Take Back the Archive is a public history project created by UVa faculty, students, librarians, and archivists. It is meant to preserve, visualize, and contextualize the history of rape and sexual violence at the University of Virginia, honoring individual stories and documenting systemic issues and trends.

Here you will find documents, images, artifacts, articles, ephemera, and survivor stories. The nearly 2,000 items span the entire period of the university’s history, but concentrate mainly on the period from 1950-2015. They document not only incidences of sexual violence at UVa but the culture of the university surrounding rape, assault, and women’s and LGBTQ rights, and the intersection of sexual violence with race and racism. You will also find here the catalyst for this archive: the article “A Rape on Campus,” published in Rolling Stone in November 2014. Although later retracted, the article—and the public outcry that followed--prompted months of investigations and soul-searching that generated new university policies and, to some extent, altered attitudes about sexual violence at UVa. This archive seeks to document the long history of sexual violence that preceded the publication of the Rolling Stone article; the article itself; and the aftermath, which forced UVa into the national conversation about rape on campus taking shape at the time.

Our main goal is to document the occurrence and climate of sexual violence at UVa. But we also hope our application of digital humanities tools like Omeka and Neatline to this project can help establish a national model for college and university communities wishing to memorialize, historicize, interpret, confront, and end sexual violence on campus.

Administrative Timeline

Expulsions. Vigils. Task forces. Policies. Protests. Excuses. This timeline charts administrative responses to reports of sexual violence from 1824, five years after the University’s founding, through 2015, in the aftermath of the Rolling Stone article, “A Rape on Campus.”

#POSTERS: Events and Campaigns Relating to Sexual Violence at the University of Virginia


Created for Take Back the Archive, the #POSTERS exhibit showcases event and campaign posters related to sexual violence at the University of Virginia. Posters lend a visual dimension to the landscape of sexual violence, while drawing attention to efforts by the University community to combat sexual violence. Through the growth of social media, hashtags (#) have become a popular form of organization, so #POSTERS seeks to engage with popular culture tby utilizing hashtags to organize the exhibit. Some of the hashtags are ones that were actually used to publicize the events or campaigns featured, while others were created for the purpose of this exhibit. Once the viewer clicks on a poster, a larger version of the poster will appear with links to relevant articles and websites. Click around and enjoy exploring! 

IRIS: The History of Feminist Publication

Iris_24_Fall Winter 1990.pdf

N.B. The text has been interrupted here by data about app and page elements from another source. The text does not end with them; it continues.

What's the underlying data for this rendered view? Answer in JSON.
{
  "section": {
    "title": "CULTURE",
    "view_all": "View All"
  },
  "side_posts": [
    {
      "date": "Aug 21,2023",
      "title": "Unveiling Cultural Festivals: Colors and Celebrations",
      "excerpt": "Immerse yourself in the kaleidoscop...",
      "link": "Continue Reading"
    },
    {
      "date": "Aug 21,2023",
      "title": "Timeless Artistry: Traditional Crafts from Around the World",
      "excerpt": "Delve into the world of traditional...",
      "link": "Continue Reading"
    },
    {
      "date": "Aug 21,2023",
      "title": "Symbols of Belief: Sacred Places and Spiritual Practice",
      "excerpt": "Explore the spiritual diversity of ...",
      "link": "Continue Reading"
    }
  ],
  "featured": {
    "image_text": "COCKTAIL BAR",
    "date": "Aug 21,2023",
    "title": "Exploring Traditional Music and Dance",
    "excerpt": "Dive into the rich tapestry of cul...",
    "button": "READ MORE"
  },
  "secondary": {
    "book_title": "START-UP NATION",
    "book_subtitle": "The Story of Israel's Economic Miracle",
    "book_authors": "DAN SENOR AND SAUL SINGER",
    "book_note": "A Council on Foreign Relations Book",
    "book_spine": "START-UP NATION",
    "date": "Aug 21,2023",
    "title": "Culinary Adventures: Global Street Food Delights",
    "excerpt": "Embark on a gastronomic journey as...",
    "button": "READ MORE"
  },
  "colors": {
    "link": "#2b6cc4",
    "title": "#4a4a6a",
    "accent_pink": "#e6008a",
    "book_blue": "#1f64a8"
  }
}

IRIS began in the fall of 1980 as a 12-page newsletter for the Women's Studies Program at UVA. It soon developed into a biannual 72-page journal for women across the country. Over the years, it has addressed topics ranging across a wide variety of women's issues, from pornography to women in southern culture, to rape, to racial identity. Nonetheless, it remains culturally engaged with relevant art, fiction, and poetry, representing a unique mixed mode which combines political publication with literary magazine.

The Language of Sexual Assault

A provocative way to understand evolving attitudes towards sexual violence is through the vicissitudes of the language people use to talk about it. This exhibit maps the frequency over time of key descriptive words and phrases pertaining to sexual violence, in The Cavalier Daily student newspaper. The changing occurrence of terms such as "survivor," "scandal," and even "rape" is often surprising and strongly suggestive of trends in thinking about sexual crimes, which tend ever more towards a humanistic focus upon their objects and an empirical focus on classification.